THE PROBLEM:
Your answer should consist of the lines in the listing that hold "content".
▬▬▬▬▬▬
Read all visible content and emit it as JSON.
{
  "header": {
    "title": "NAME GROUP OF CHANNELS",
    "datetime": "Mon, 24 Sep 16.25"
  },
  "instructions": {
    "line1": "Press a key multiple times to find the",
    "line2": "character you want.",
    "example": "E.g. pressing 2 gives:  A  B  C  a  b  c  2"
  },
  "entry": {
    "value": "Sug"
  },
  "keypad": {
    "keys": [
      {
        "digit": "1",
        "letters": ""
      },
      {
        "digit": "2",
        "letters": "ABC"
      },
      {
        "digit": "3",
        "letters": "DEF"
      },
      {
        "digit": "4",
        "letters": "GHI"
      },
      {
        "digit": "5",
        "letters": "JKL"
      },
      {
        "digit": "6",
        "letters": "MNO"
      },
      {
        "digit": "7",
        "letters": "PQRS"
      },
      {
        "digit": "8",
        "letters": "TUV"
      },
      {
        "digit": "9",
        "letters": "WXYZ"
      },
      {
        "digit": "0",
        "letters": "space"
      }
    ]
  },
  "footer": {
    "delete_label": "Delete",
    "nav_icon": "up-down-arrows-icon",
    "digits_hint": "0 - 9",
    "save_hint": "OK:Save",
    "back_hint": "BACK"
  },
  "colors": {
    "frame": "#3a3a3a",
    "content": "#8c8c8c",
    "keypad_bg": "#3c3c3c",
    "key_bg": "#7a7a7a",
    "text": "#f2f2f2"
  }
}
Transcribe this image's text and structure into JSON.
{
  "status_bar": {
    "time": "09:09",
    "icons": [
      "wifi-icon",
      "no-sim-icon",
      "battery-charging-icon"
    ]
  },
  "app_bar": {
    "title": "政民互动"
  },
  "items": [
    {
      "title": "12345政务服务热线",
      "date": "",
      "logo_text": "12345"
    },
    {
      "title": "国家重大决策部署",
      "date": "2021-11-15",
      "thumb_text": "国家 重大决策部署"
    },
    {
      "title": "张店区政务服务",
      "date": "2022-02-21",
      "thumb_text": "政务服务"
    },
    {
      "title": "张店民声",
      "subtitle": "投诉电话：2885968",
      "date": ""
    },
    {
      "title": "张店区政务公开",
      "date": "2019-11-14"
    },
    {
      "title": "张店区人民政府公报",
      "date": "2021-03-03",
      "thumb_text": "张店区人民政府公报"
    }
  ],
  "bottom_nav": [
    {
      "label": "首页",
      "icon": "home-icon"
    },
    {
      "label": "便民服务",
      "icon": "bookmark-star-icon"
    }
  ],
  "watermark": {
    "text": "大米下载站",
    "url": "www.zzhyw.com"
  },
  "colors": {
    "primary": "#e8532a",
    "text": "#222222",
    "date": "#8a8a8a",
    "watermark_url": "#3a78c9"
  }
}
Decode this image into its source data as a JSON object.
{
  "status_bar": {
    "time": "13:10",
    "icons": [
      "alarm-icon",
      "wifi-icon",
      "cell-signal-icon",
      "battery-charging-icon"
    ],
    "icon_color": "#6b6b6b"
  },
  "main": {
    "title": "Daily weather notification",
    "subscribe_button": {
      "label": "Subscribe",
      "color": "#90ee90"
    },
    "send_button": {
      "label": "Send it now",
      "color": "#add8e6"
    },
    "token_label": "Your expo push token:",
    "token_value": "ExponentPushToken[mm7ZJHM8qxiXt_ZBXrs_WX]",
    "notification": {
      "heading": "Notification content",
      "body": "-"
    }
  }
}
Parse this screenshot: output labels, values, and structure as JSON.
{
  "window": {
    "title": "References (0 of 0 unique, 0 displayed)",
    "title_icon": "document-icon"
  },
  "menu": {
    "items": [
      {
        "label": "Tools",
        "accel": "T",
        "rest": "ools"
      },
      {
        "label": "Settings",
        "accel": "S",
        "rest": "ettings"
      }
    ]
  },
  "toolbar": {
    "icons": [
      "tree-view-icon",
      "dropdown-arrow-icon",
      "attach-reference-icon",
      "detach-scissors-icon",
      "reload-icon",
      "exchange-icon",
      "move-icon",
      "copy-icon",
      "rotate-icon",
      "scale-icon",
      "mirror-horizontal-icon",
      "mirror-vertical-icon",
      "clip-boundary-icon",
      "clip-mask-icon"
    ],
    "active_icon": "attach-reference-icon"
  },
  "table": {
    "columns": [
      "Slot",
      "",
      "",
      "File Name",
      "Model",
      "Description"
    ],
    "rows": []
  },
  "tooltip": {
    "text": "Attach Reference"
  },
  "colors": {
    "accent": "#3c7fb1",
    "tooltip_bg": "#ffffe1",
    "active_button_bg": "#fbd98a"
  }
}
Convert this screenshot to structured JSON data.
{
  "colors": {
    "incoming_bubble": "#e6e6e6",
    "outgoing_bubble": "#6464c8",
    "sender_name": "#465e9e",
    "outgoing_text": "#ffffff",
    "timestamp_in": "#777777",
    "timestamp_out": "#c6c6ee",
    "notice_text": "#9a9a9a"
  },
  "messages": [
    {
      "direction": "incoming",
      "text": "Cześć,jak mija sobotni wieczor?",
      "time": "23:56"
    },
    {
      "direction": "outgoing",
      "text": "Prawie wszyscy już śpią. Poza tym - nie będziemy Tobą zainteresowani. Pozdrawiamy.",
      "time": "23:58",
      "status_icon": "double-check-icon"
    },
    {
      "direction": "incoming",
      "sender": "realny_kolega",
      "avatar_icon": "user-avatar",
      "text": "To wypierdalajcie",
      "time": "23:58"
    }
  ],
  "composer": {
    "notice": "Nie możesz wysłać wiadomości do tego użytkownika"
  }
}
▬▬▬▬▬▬
PROBLEM SOLUTION:
Read all visible content and emit it as JSON.
    "content": "#8c8c8c",
      "heading": "Notification content",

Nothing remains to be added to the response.